- Also called electric arc. Electricity. a luminous bridge formed in a gap between two electrodes.Compare spark1(def 2).
- Astronomy. the part of a circle representing the apparent course of a heavenly body.
- anything bow-shaped.
- to form an electric arc.
- to move in a curve suggestive of an arc.
Origin of arc
Examples from the Web for arced
Dennis roared again, pushed away and arced the knife at his throat.Ten From Infinity
Paul W. Fairman
He didn't even see the fist that arced upward and smashed into his jaw.By Proxy
Gordon Randall Garrett
John Andrew yelled at him as he arced forward, but it was too late.Stairway to the Stars
The Nipe arced backwards in a half-somersault and landed flat on his back.Anything You Can Do
Gordon Randall Garrett
As it rose, it grew perceptibly larger, to dwindle again as it arced over the western horizon.
- something curved in shape
- part of an unbroken curved line
- a luminous discharge that occurs when an electric current flows between two electrodes or any other two surfaces separated by a small gap and a high potential difference
- astronomy a circular section of the apparent path of a celestial body
- maths a section of a curve, graph, or geometric figure
- (intr) to form an arc
- maths specifying an inverse trigonometric function: usually written arcsin, arctan, arcsec, etc, or sometimes sin –1, tan –1, sec –1, etc
- AIDS-related complex: an early condition in which a person infected with the AIDS virus may suffer from such mild symptoms as loss of weight, fever, etc
Word Origin and History for arced
late 14c., originally in reference to the sun's apparent motion in the sky, from Old French arc "bow, arch, vault" (12c.), from Latin arcus "a bow, arch," from PIE root *arku- "bowed, curved" (cf. Gothic arhvazna "arrow," Old English earh, Old Norse ör; also, via notion of "supple, flexible," Greek arkeuthos, Latvian ercis "juniper," Russian rakita, Czech rokyta, Serbo-Croatian rakita "brittle willow"). Electrical sense is from 1821.
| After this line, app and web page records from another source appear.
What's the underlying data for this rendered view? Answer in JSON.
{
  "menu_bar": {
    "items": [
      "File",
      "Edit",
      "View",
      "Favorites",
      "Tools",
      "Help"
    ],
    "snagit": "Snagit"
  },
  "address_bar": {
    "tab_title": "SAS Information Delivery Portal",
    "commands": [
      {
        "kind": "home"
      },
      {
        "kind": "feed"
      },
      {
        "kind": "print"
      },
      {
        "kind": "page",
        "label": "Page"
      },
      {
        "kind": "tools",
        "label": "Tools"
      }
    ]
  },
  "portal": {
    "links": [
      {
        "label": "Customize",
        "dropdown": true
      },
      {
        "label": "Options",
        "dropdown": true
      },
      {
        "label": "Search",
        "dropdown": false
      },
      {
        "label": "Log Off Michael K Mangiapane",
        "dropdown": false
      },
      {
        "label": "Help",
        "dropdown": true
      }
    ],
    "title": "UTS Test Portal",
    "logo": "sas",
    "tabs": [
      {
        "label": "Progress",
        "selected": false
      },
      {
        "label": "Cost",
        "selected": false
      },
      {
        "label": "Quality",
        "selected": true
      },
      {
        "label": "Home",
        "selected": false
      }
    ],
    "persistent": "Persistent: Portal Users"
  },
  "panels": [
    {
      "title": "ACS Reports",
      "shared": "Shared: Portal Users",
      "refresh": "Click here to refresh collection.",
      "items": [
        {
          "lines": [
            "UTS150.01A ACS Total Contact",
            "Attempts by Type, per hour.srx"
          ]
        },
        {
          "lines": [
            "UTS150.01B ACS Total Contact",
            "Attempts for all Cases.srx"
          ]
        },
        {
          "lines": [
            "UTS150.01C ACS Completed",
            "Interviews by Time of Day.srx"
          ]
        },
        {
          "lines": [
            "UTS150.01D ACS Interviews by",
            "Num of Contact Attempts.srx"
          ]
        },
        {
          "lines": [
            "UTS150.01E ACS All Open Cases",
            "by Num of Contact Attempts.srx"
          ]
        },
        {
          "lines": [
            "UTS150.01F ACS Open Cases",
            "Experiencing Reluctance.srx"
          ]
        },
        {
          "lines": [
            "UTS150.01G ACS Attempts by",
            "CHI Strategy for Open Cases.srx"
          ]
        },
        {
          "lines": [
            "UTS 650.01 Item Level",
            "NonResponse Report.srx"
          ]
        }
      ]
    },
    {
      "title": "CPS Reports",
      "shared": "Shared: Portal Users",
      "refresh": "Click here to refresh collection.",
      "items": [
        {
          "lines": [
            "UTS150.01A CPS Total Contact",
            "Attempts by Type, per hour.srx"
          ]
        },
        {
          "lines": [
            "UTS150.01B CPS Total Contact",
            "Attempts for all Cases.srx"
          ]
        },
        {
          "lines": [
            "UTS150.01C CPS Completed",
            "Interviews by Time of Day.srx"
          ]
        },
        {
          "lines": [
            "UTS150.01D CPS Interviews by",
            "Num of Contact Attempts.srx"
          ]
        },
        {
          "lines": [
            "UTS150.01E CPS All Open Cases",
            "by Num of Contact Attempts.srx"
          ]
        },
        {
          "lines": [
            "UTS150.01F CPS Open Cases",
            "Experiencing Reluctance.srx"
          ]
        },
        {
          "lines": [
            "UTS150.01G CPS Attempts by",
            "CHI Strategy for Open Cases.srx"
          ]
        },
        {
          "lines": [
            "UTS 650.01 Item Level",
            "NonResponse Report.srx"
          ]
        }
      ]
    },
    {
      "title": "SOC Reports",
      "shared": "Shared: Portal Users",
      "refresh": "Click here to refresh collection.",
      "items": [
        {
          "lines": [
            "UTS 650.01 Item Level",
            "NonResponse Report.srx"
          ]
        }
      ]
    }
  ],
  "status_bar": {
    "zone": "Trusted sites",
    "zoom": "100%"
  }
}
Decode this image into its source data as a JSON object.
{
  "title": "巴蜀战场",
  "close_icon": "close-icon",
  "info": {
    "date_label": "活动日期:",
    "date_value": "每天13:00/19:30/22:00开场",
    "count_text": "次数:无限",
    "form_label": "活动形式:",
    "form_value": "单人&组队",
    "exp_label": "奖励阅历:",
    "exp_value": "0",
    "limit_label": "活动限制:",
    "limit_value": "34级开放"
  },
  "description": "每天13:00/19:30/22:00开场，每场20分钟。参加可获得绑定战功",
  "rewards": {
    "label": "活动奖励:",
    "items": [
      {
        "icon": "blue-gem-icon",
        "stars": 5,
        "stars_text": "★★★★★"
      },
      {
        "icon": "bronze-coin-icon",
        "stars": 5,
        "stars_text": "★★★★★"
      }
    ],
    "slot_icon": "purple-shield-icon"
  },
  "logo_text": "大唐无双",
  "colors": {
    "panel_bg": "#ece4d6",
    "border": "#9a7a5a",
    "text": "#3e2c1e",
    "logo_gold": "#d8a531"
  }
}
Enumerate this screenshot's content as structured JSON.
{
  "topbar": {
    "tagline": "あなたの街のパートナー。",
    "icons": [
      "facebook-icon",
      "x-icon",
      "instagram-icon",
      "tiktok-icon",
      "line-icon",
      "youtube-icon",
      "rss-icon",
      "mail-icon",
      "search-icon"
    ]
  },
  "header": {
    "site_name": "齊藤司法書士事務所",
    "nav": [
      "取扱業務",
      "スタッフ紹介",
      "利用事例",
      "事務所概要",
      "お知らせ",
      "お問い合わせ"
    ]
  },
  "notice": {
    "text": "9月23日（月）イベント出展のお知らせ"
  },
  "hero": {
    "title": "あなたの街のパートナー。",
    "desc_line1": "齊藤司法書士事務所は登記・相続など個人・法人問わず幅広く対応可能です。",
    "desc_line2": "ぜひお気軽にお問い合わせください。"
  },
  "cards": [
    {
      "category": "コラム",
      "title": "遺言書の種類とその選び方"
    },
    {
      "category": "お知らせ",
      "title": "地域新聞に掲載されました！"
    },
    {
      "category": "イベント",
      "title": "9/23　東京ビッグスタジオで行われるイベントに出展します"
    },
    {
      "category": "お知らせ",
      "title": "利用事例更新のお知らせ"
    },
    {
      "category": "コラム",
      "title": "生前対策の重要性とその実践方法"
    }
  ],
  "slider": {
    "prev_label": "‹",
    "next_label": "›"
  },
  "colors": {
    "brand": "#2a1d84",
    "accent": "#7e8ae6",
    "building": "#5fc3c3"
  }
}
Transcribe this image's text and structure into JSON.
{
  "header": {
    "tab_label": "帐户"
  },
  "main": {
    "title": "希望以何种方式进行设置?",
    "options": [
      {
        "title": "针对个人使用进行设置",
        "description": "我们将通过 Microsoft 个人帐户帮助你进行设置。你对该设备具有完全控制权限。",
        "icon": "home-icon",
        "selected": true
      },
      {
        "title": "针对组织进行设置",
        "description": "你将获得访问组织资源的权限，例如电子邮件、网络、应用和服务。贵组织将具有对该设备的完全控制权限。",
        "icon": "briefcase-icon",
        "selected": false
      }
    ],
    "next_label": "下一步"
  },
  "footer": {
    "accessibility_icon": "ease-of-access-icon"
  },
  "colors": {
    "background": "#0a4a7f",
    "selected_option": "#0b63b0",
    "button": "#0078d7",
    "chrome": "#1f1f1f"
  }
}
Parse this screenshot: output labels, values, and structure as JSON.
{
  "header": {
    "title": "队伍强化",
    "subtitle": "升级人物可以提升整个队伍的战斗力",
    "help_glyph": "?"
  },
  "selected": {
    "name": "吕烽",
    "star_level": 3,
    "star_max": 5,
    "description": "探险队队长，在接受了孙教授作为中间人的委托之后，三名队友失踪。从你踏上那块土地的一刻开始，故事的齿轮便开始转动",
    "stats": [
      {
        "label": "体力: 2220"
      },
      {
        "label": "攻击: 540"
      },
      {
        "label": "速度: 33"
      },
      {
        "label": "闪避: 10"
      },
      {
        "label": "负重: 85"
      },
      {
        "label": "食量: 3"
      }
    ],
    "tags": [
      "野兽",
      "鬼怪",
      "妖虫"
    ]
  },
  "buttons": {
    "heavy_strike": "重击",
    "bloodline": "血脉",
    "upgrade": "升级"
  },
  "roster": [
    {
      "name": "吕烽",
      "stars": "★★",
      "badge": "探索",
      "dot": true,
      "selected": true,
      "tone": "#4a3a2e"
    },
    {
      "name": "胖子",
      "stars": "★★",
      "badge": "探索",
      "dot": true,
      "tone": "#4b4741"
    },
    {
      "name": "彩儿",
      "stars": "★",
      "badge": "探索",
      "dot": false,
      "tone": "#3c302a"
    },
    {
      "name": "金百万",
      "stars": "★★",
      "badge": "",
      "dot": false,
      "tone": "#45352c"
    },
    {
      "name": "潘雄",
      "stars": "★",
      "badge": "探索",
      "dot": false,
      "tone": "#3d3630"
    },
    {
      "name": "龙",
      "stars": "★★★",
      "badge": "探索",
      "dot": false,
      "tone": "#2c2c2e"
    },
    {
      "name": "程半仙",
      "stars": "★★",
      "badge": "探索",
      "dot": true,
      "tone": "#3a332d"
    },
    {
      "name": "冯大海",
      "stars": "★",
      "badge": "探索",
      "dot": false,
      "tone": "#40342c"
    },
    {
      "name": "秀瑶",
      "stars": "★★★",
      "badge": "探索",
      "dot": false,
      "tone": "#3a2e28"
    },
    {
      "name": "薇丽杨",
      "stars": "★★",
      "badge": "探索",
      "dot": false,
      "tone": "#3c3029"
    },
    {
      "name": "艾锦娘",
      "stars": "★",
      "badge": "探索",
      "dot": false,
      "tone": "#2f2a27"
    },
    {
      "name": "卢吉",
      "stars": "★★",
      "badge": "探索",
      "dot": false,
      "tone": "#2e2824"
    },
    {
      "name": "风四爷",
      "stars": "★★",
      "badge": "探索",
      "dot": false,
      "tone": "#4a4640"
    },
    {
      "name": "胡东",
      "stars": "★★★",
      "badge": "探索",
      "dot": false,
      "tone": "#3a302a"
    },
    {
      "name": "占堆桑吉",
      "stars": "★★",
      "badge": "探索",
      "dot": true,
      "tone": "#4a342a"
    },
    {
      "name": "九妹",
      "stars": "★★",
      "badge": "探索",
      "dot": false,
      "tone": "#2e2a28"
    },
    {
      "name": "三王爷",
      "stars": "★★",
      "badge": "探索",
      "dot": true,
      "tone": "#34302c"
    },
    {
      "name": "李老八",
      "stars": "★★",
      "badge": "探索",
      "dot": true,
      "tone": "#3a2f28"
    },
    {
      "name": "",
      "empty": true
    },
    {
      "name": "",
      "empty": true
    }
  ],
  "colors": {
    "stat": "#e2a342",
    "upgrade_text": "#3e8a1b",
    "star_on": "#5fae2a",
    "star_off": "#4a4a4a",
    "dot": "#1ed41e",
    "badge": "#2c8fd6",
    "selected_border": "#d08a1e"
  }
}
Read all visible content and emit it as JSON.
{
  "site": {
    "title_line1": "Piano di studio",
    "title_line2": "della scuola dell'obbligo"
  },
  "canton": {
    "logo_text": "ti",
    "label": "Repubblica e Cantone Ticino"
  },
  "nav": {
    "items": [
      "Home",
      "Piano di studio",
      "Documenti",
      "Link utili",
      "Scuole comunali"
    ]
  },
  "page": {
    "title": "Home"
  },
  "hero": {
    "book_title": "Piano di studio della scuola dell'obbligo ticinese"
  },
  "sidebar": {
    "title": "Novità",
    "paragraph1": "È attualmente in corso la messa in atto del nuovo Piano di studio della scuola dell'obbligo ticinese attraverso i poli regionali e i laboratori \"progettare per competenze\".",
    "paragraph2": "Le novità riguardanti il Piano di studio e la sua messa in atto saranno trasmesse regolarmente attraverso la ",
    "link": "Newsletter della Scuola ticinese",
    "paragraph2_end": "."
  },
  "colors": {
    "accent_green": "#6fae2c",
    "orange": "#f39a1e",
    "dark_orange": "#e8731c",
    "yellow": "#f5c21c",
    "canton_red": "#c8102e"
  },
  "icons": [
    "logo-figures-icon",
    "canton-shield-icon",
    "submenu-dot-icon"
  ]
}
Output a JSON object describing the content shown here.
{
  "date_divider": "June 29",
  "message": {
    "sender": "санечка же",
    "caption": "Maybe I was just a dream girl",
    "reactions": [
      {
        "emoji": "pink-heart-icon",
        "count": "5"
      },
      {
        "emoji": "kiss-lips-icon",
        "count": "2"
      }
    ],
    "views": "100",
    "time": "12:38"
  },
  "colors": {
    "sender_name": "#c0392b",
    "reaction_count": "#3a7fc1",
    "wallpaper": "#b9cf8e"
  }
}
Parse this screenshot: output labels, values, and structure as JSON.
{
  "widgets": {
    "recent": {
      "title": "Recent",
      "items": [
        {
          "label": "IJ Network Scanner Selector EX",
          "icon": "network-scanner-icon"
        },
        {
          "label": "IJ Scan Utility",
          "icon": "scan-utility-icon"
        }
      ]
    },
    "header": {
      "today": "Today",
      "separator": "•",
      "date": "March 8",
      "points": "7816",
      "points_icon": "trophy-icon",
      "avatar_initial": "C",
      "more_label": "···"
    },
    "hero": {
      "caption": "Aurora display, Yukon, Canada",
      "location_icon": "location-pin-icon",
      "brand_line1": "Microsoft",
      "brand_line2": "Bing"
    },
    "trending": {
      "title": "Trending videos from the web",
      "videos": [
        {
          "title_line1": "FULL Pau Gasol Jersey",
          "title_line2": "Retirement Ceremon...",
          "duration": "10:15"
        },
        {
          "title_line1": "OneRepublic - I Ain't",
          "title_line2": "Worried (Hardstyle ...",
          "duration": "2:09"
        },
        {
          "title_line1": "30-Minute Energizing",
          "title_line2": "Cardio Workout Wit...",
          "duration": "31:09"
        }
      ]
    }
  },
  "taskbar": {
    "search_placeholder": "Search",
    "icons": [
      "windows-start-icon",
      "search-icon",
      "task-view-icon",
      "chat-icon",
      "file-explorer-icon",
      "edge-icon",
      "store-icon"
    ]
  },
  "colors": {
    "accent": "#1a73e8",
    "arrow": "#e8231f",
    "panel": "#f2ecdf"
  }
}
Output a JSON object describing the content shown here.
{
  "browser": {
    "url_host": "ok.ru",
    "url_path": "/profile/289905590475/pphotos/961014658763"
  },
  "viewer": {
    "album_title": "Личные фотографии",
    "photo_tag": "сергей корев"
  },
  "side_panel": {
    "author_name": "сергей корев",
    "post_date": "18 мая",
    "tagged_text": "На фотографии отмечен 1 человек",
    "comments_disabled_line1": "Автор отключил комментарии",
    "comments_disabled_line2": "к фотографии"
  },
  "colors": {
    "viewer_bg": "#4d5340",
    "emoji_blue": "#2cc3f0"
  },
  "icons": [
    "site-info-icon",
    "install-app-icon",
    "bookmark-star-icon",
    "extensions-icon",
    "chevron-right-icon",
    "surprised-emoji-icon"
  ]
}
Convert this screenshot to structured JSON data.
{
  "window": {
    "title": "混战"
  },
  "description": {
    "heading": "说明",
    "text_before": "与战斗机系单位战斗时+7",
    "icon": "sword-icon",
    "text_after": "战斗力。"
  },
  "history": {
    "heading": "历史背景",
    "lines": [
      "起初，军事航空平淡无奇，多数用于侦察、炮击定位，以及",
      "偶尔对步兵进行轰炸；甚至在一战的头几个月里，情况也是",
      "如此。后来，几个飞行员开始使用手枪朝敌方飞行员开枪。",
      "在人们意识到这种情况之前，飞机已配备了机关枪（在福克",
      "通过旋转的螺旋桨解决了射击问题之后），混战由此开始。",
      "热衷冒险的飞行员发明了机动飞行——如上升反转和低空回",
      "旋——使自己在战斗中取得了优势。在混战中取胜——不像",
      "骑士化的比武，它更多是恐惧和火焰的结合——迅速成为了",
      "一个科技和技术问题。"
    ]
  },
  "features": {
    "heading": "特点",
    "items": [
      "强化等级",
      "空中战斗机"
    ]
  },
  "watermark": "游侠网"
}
1893, in the electrical sense, from arc (n.). Meaning "to move in an arc" attested by 1954. Related: Arced; arcing.
- A curved line or segment of a circle.
- AIDS-related complex
- A segment of a circle.
- See electric arc.